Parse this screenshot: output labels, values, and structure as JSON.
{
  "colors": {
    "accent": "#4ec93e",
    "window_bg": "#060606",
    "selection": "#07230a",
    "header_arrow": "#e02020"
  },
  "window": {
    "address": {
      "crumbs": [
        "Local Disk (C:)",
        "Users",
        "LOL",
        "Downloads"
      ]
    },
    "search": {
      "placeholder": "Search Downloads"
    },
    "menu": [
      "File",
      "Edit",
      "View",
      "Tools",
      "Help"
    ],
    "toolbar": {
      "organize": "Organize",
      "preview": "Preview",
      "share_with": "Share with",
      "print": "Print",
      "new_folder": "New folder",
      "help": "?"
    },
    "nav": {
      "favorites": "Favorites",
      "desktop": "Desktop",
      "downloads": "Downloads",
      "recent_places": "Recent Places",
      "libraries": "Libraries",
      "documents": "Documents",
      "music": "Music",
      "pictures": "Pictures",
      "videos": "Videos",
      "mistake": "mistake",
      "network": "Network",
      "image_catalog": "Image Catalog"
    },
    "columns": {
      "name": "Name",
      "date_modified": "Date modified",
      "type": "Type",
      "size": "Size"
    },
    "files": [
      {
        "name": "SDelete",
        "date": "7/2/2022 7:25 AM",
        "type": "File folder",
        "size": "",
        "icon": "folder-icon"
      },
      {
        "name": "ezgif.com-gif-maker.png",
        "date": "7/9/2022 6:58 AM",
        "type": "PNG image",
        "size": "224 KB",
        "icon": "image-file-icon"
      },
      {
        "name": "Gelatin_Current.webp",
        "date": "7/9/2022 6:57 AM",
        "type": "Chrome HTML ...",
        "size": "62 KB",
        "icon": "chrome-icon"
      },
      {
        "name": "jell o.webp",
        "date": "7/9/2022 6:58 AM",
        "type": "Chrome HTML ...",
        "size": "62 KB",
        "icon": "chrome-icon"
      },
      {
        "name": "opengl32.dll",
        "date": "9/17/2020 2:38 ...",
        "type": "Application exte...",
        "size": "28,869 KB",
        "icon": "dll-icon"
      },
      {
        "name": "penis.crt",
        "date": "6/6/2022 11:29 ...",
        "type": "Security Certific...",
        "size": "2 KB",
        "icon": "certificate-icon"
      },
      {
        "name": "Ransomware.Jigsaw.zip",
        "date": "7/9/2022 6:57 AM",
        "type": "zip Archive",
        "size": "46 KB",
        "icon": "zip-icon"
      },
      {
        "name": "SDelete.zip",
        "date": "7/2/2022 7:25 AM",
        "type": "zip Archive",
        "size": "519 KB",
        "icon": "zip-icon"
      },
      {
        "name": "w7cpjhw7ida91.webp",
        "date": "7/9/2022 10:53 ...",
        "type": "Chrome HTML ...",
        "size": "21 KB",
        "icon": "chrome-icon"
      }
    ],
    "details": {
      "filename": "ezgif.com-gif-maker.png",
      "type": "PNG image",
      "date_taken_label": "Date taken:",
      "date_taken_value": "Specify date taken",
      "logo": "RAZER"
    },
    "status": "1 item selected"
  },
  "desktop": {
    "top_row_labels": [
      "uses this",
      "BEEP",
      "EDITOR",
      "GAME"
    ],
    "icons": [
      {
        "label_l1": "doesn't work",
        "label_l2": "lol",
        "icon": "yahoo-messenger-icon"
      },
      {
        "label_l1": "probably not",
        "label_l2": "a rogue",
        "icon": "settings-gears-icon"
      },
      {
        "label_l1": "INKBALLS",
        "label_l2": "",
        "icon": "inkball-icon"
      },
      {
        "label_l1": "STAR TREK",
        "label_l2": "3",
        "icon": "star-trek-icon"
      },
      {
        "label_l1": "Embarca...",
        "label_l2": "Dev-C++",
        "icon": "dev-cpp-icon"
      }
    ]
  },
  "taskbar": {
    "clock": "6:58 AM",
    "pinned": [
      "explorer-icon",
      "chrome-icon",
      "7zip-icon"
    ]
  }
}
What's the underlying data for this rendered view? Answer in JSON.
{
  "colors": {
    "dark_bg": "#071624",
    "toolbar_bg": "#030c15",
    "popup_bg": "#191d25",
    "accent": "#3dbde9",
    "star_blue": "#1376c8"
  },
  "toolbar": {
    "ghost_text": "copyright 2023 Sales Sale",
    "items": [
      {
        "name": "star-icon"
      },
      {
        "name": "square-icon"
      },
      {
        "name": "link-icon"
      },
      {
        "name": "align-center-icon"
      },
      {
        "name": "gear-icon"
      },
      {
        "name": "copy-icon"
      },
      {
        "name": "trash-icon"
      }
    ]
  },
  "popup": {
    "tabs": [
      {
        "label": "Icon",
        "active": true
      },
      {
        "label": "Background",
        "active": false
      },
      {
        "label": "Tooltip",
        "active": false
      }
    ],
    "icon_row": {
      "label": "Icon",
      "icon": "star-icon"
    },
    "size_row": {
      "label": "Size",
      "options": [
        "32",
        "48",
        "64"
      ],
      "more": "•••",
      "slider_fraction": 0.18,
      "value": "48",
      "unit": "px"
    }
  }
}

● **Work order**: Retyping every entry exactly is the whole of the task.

● **Result of the task**:
Parse this screenshot: output labels, values, and structure as JSON.
{
  "colors": {
    "accent": "#4ec93e",
    "window_bg": "#060606",
    "selection": "#07230a",
    "header_arrow": "#e02020"
  },
  "window": {
    "address": {
      "crumbs": [
        "Local Disk (C:)",
        "Users",
        "LOL",
        "Downloads"
      ]
    },
    "search": {
      "placeholder": "Search Downloads"
    },
    "menu": [
      "File",
      "Edit",
      "View",
      "Tools",
      "Help"
    ],
    "toolbar": {
      "organize": "Organize",
      "preview": "Preview",
      "share_with": "Share with",
      "print": "Print",
      "new_folder": "New folder",
      "help": "?"
    },
    "nav": {
      "favorites": "Favorites",
      "desktop": "Desktop",
      "downloads": "Downloads",
      "recent_places": "Recent Places",
      "libraries": "Libraries",
      "documents": "Documents",
      "music": "Music",
      "pictures": "Pictures",
      "videos": "Videos",
      "mistake": "mistake",
      "network": "Network",
      "image_catalog": "Image Catalog"
    },
    "columns": {
      "name": "Name",
      "date_modified": "Date modified",
      "type": "Type",
      "size": "Size"
    },
    "files": [
      {
        "name": "SDelete",
        "date": "7/2/2022 7:25 AM",
        "type": "File folder",
        "size": "",
        "icon": "folder-icon"
      },
      {
        "name": "ezgif.com-gif-maker.png",
        "date": "7/9/2022 6:58 AM",
        "type": "PNG image",
        "size": "224 KB",
        "icon": "image-file-icon"
      },
      {
        "name": "Gelatin_Current.webp",
        "date": "7/9/2022 6:57 AM",
        "type": "Chrome HTML ...",
        "size": "62 KB",
        "icon": "chrome-icon"
      },
      {
        "name": "jell o.webp",
        "date": "7/9/2022 6:58 AM",
        "type": "Chrome HTML ...",
        "size": "62 KB",
        "icon": "chrome-icon"
      },
      {
        "name": "opengl32.dll",
        "date": "9/17/2020 2:38 ...",
        "type": "Application exte...",
        "size": "28,869 KB",
        "icon": "dll-icon"
      },
      {
        "name": "penis.crt",
        "date": "6/6/2022 11:29 ...",
        "type": "Security Certific...",
        "size": "2 KB",
        "icon": "certificate-icon"
      },
      {
        "name": "Ransomware.Jigsaw.zip",
        "date": "7/9/2022 6:57 AM",
        "type": "zip Archive",
        "size": "46 KB",
        "icon": "zip-icon"
      },
      {
        "name": "SDelete.zip",
        "date": "7/2/2022 7:25 AM",
        "type": "zip Archive",
        "size": "519 KB",
        "icon": "zip-icon"
      },
      {
        "name": "w7cpjhw7ida91.webp",
        "date": "7/9/2022 10:53 ...",
        "type": "Chrome HTML ...",
        "size": "21 KB",
        "icon": "chrome-icon"
      }
    ],
    "details": {
      "filename": "ezgif.com-gif-maker.png",
      "type": "PNG image",
      "date_taken_label": "Date taken:",
      "date_taken_value": "Specify date taken",
      "logo": "RAZER"
    },
    "status": "1 item selected"
  },
  "desktop": {
    "top_row_labels": [
      "uses this",
      "BEEP",
      "EDITOR",
      "GAME"
    ],
    "icons": [
      {
        "label_l1": "doesn't work",
        "label_l2": "lol",
        "icon": "yahoo-messenger-icon"
      },
      {
        "label_l1": "probably not",
        "label_l2": "a rogue",
        "icon": "settings-gears-icon"
      },
      {
        "label_l1": "INKBALLS",
        "label_l2": "",
        "icon": "inkball-icon"
      },
      {
        "label_l1": "STAR TREK",
        "label_l2": "3",
        "icon": "star-trek-icon"
      },
      {
        "label_l1": "Embarca...",
        "label_l2": "Dev-C++",
        "icon": "dev-cpp-icon"
      }
    ]
  },
  "taskbar": {
    "clock": "6:58 AM",
    "pinned": [
      "explorer-icon",
      "chrome-icon",
      "7zip-icon"
    ]
  }
}
What's the underlying data for this rendered view? Answer in JSON.
{
  "colors": {
    "dark_bg": "#071624",
    "toolbar_bg": "#030c15",
    "popup_bg": "#191d25",
    "accent": "#3dbde9",
    "star_blue": "#1376c8"
  },
  "toolbar": {
    "ghost_text": "copyright 2023 Sales Sale",
    "items": [
      {
        "name": "star-icon"
      },
      {
        "name": "square-icon"
      },
      {
        "name": "link-icon"
      },
      {
        "name": "align-center-icon"
      },
      {
        "name": "gear-icon"
      },
      {
        "name": "copy-icon"
      },
      {
        "name": "trash-icon"
      }
    ]
  },
  "popup": {
    "tabs": [
      {
        "label": "Icon",
        "active": true
      },
      {
        "label": "Background",
        "active": false
      },
      {
        "label": "Tooltip",
        "active": false
      }
    ],
    "icon_row": {
      "label": "Icon",
      "icon": "star-icon"
    },
    "size_row": {
      "label": "Size",
      "options": [
        "32",
        "48",
        "64"
      ],
      "more": "•••",
      "slider_fraction": 0.18,
      "value": "48",
      "unit": "px"
    }
  }
}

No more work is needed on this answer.